    Currently, there are no treatments or vaccines against Epstein-Barr virus (EBV) infection. Here, Zhu et al. isolate gH/gL-specific antibodies from infected donors and identify 1D8, that substantially reduces infection levels in both, B- and epithelial cells, and reduces tumor burdens in EBV-challanged humanized mice due to interferance with the gH/gL-mediated membrane fusion and binding.

    • Qian-Ying Zhu
    • , Sisi Shan
    •  & Linqi Zhang
  • Article
    | Open Access

    Several clinical reports have described gastrointestinal symptoms for COVID-19, though whether the virus can replicate within the stomach remains unclear. Here the authors generate gastric organoids from human biopsies and show that the virus can efficiently infect gastric epithelium, suggesting that the stomach might have an active role in fecal-oral transmission.

    • Giovanni Giuseppe Giobbe
    • , Francesco Bonfante
    •  & Paolo De Coppi
  • Article
    | Open Access

    The nucleotidyl cyclase toxin exoenzyme Y (ExoY), which is secreted by the human pathogens Pseudomonas aeruginosa and Vibrio vulnificus is activated by actin. Here, the authors present the cryo-EM structures of PaExoY bound to F-actin and VvExoY in complex with G-actin-profilin. These structures together with molecular dynamics simulations and enzymatic assays provide insights into the activation mechanism for both bacterial cyclase toxin families that interact with either F- or G-actin.

    • Alexander Belyy
    • , Felipe Merino
    •  & Stefan Raunser
  • Article
    | Open Access

    The pathogen Mycobacterium tuberculosis depends on host fatty acids and cholesterol as carbon sources. Here, Beites et al. identify a protein complex that is essential for fatty acid and cholesterol utilization and thus for survival of M. tuberculosis during infection, supporting this pathway as a potential target for tuberculosis drug development.

    • Tiago Beites
    • , Robert S. Jansen
    •  & Sabine Ehrt
  • Article
    | Open Access

    The tuberculosis necrotizing toxin (TNT) is the major cytotoxicity factor of M. tuberculosis (Mtb). Mtb possesses five type VII secretion systems (ESX). Pajuelo et al. show that the ESX-4 system is required for TNT secretion and that ESX-2 and ESX-4 systems work in concert with ESX-1 to permeabilize the phagosomal membrane and enable trafficking of TNT into the cytoplasm of macrophages infected with Mtb.

    • David Pajuelo
    • , Uday Tak
    •  & Michael Niederweis
  • Article
    | Open Access
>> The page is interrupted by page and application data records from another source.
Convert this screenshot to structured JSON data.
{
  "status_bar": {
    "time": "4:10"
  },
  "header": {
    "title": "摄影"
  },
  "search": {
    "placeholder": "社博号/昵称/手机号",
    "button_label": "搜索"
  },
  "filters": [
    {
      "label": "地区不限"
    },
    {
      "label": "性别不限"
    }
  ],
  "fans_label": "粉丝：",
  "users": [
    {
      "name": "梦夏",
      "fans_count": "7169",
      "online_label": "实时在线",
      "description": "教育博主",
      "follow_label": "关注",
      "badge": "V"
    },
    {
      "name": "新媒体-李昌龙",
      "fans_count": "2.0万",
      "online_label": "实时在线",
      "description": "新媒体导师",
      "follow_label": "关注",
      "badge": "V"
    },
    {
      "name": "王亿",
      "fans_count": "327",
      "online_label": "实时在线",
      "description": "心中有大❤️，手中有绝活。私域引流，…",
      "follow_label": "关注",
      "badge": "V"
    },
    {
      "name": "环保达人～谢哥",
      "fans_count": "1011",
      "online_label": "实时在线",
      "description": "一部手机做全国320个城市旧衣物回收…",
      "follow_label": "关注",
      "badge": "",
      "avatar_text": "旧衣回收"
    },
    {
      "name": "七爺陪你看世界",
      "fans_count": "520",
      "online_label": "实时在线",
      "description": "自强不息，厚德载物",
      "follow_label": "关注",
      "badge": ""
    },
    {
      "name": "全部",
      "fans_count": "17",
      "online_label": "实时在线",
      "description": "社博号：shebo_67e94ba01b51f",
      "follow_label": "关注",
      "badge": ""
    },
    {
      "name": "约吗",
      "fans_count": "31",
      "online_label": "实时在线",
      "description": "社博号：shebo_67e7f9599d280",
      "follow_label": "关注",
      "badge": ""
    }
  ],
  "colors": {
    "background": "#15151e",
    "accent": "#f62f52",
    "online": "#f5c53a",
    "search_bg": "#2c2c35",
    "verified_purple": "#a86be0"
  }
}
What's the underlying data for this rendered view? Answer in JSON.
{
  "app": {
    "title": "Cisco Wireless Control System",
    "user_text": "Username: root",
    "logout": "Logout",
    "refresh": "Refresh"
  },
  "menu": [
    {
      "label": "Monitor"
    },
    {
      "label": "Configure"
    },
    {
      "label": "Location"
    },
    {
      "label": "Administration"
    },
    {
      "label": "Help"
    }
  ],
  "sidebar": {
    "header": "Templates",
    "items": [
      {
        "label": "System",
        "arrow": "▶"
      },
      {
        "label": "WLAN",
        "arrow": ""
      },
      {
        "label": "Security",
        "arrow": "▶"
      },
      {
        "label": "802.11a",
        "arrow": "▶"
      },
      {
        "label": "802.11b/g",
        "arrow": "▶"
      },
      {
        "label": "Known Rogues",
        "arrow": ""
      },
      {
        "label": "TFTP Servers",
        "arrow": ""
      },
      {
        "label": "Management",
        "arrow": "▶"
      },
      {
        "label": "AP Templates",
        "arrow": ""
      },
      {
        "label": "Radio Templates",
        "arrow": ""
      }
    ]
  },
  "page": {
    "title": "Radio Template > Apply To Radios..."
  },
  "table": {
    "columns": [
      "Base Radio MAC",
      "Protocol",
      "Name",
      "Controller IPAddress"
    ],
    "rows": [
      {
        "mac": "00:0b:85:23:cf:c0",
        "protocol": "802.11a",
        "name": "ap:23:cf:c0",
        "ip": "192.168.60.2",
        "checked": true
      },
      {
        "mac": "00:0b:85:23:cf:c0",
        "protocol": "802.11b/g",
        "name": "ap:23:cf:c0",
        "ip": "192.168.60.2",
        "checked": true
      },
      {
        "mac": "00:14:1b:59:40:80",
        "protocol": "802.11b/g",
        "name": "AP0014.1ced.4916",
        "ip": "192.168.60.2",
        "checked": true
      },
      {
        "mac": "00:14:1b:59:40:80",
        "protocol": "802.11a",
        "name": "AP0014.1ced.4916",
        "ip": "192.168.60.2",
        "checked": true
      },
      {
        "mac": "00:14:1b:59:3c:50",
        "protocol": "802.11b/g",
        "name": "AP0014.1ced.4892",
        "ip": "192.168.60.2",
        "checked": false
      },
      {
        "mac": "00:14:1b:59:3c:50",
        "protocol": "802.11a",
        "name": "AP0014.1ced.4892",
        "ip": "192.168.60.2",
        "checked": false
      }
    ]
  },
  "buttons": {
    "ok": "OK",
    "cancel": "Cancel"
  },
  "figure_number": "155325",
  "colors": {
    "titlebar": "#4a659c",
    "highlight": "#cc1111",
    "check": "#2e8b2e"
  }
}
    Bacteria-based therapy has shown promise for cancer treatment. To enhance tumor accumulation, here the authors describe the design of tumor specific aptamer-conjugated bacteria, to improve intratumor localization and enhance therapeutic efficacy.
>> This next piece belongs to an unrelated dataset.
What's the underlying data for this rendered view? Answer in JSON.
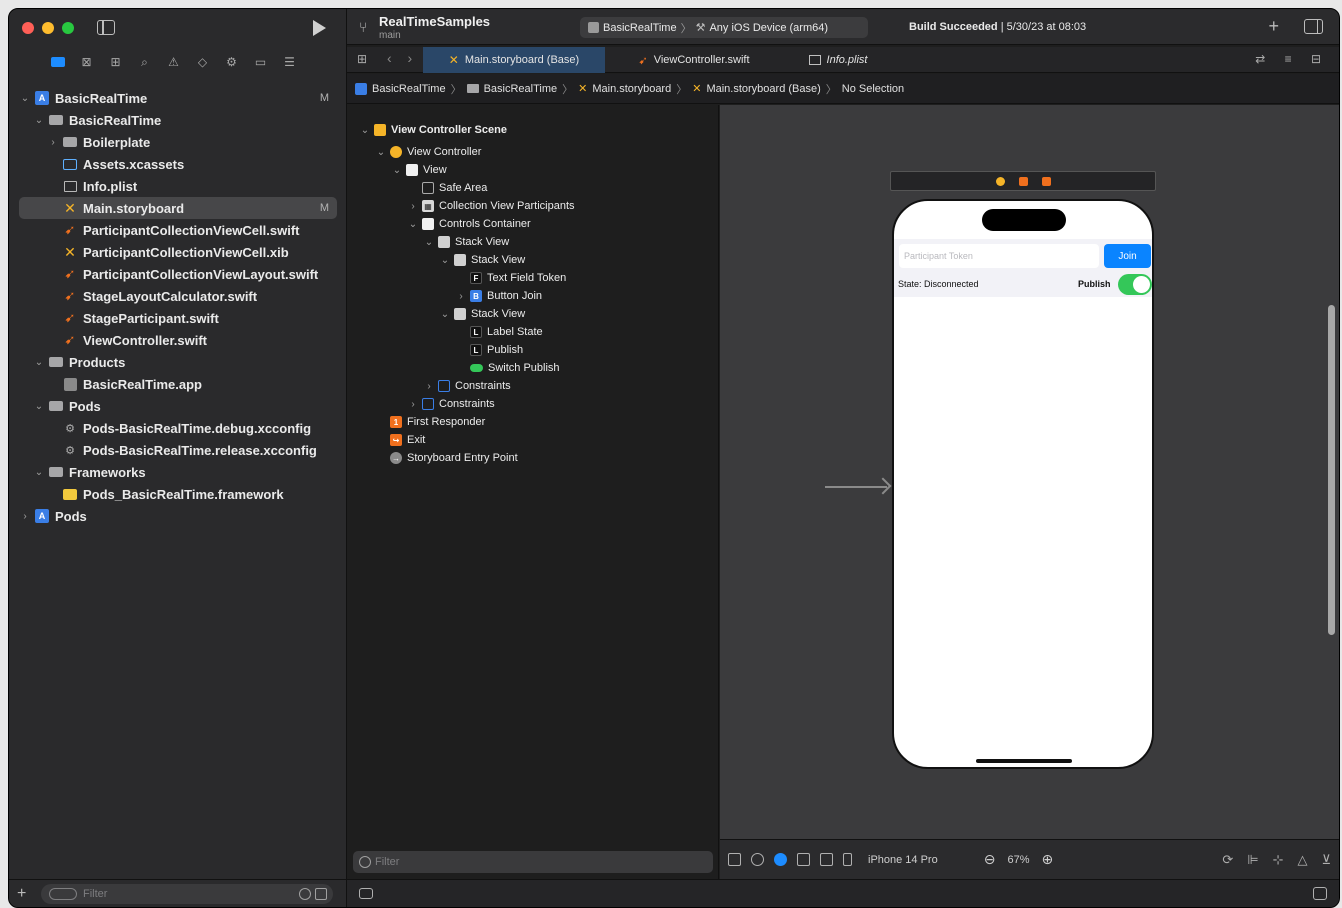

    • Zhongmin Geng
    • , Zhenping Cao
    •  & Weihong Tan